Using student voice doesn’t mean the teacher voice goes away. The teacher is still the guide, still the voice of reason. It’s not one or the other, teacher or student. It’s the combination of both. The most powerful moments in my classroom are when we connect face to face, not with technology. The number one factor motivating students is connecting with them and showing them how much they matter to you. Teaching this way requires that I really know my students, using more data than was available to me before.

When leveraging technology through the personalization process, it’s amazing to watch students’ capabilities. Providing the learning opportunities is the true magic, but technology has the power to open so many doors and broaden the horizons of my students. In a world literature classroom, technology does wonders for building empathy and understanding of cultures across the globe. I truly believe personalizing learning is crucial to maximizing student outcomes, but this year, the students in my classroom needed to scaffold the process of owning their learning. And when you think about it, it makes sense. Kids are still used to a one size fits all curriculum and an education system that still perpetuates a universal model. They need time to adjust to having the driver’s seat because for many of them, they haven’t had a lot of voice or choice in their learning. They need time to recognize their talents and passions. They need me to model learning at times.

We’ve had success, but we’re also running into constraints. As Kristi says, teachers can only move so far if they are only personalizing within their classrooms, within the school structure—50-minute class periods, semester schedules, etc. The main issue I’m trying to figure out now is that I tell students their work matters more than their grade, but then I have to give them a letter grade because the district requires it. I need to find a way to break this model, but it’s been around forever and that’s how our universities run. I tell students you’re not just a final grade, I want to look at your real mastery, but then I have to give them that final grade that I say is not that important.

On average, I teach about one hundred fifty kids. Trying to keep track of where all of my kids are on all of the standards I need to assess and continuously assessing these skills to determine growth is a daunting task at times. Technology does make my job easier, but large class sizes certainly make it challenging to personalize my curriculum.

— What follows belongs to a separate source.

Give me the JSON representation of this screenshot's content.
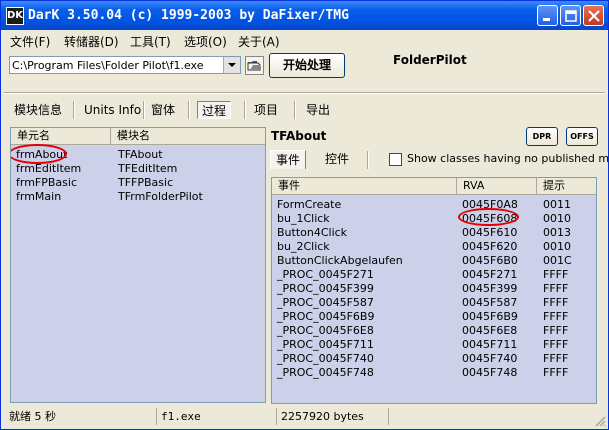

The students in my classroom continue to have a very high passing rate and most failures are directly related to truancy. I wholeheartedly attribute the success of my students to the connections we build by truly knowing who they are as learners and to student recognition that I value them as active participants in their learning. By empowering students, they are not afraid to take risks, and they view failure as an opportunity to thrive. By the end of this year, I had students sending shoes and sporting goods to poverty stricken countries, running plastic bottle drives to increase recycling, collecting goods for homeless shelters, teaching others how to spot instances of human trafficking in their community, and even designing campaigns to erase the stigma of mental illness. Through access to technology
and personalized learning, students can bring their learning beyond the walls of the classroom. The beauty of personalization is integrating passion back into the learning process. And when students have opportunities to find and exercise their passions, they will floor you time and time again.

Lisa Mullis